-------- Data extracts --------
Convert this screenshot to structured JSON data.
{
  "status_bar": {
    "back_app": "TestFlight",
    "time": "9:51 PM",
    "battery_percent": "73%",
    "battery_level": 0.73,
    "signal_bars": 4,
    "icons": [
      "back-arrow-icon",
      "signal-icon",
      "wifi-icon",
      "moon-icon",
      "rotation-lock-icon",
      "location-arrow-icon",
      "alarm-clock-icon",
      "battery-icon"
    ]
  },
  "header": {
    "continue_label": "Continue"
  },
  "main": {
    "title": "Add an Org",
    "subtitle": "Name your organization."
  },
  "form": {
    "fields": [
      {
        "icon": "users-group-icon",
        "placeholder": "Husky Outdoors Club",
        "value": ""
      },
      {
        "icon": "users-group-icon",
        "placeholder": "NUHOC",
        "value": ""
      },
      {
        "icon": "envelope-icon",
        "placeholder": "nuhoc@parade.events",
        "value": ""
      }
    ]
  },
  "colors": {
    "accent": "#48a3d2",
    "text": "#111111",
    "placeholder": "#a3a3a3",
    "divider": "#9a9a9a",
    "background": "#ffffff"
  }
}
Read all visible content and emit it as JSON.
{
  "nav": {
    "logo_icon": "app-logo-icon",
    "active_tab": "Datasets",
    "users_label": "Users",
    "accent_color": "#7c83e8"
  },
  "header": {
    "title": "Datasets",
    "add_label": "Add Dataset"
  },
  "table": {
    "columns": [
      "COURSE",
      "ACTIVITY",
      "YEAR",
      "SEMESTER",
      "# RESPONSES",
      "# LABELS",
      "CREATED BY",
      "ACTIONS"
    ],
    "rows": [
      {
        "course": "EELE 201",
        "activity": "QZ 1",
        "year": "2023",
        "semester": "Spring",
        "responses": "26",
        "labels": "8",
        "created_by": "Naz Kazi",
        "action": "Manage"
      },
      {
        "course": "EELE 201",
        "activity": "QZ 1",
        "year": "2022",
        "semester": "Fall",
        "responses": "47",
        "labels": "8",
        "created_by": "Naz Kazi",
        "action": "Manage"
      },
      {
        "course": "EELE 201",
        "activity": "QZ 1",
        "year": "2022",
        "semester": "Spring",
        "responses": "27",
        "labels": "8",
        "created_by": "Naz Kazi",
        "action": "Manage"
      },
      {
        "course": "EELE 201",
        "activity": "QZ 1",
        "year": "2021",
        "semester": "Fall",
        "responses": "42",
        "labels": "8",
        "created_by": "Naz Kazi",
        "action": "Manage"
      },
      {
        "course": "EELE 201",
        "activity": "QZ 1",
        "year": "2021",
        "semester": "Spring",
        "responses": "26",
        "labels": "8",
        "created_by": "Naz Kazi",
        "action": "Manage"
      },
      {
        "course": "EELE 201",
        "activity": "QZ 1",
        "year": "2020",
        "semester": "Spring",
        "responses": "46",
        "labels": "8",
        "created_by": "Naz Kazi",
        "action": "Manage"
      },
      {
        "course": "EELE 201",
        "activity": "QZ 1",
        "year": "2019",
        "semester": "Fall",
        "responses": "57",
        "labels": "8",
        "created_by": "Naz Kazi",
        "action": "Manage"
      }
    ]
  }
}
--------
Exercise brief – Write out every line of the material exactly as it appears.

Exercise result –
Convert this screenshot to structured JSON data.
{
  "status_bar": {
    "back_app": "TestFlight",
    "time": "9:51 PM",
    "battery_percent": "73%",
    "battery_level": 0.73,
    "signal_bars": 4,
    "icons": [
      "back-arrow-icon",
      "signal-icon",
      "wifi-icon",
      "moon-icon",
      "rotation-lock-icon",
      "location-arrow-icon",
      "alarm-clock-icon",
      "battery-icon"
    ]
  },
  "header": {
    "continue_label": "Continue"
  },
  "main": {
    "title": "Add an Org",
    "subtitle": "Name your organization."
  },
  "form": {
    "fields": [
      {
        "icon": "users-group-icon",
        "placeholder": "Husky Outdoors Club",
        "value": ""
      },
      {
        "icon": "users-group-icon",
        "placeholder": "NUHOC",
        "value": ""
      },
      {
        "icon": "envelope-icon",
        "placeholder": "nuhoc@parade.events",
        "value": ""
      }
    ]
  },
  "colors": {
    "accent": "#48a3d2",
    "text": "#111111",
    "placeholder": "#a3a3a3",
    "divider": "#9a9a9a",
    "background": "#ffffff"
  }
}
Read all visible content and emit it as JSON.
{
  "nav": {
    "logo_icon": "app-logo-icon",
    "active_tab": "Datasets",
    "users_label": "Users",
    "accent_color": "#7c83e8"
  },
  "header": {
    "title": "Datasets",
    "add_label": "Add Dataset"
  },
  "table": {
    "columns": [
      "COURSE",
      "ACTIVITY",
      "YEAR",
      "SEMESTER",
      "# RESPONSES",
      "# LABELS",
      "CREATED BY",
      "ACTIONS"
    ],
    "rows": [
      {
        "course": "EELE 201",
        "activity": "QZ 1",
        "year": "2023",
        "semester": "Spring",
        "responses": "26",
        "labels": "8",
        "created_by": "Naz Kazi",
        "action": "Manage"
      },
      {
        "course": "EELE 201",
        "activity": "QZ 1",
        "year": "2022",
        "semester": "Fall",
        "responses": "47",
        "labels": "8",
        "created_by": "Naz Kazi",
        "action": "Manage"
      },
      {
        "course": "EELE 201",
        "activity": "QZ 1",
        "year": "2022",
        "semester": "Spring",
        "responses": "27",
        "labels": "8",
        "created_by": "Naz Kazi",
        "action": "Manage"
      },
      {
        "course": "EELE 201",
        "activity": "QZ 1",
        "year": "2021",
        "semester": "Fall",
        "responses": "42",
        "labels": "8",
        "created_by": "Naz Kazi",
        "action": "Manage"
      },
      {
        "course": "EELE 201",
        "activity": "QZ 1",
        "year": "2021",
        "semester": "Spring",
        "responses": "26",
        "labels": "8",
        "created_by": "Naz Kazi",
        "action": "Manage"
      },
      {
        "course": "EELE 201",
        "activity": "QZ 1",
        "year": "2020",
        "semester": "Spring",
        "responses": "46",
        "labels": "8",
        "created_by": "Naz Kazi",
        "action": "Manage"
      },
      {
        "course": "EELE 201",
        "activity": "QZ 1",
        "year": "2019",
        "semester": "Fall",
        "responses": "57",
        "labels": "8",
        "created_by": "Naz Kazi",
        "action": "Manage"
      }
    ]
  }
}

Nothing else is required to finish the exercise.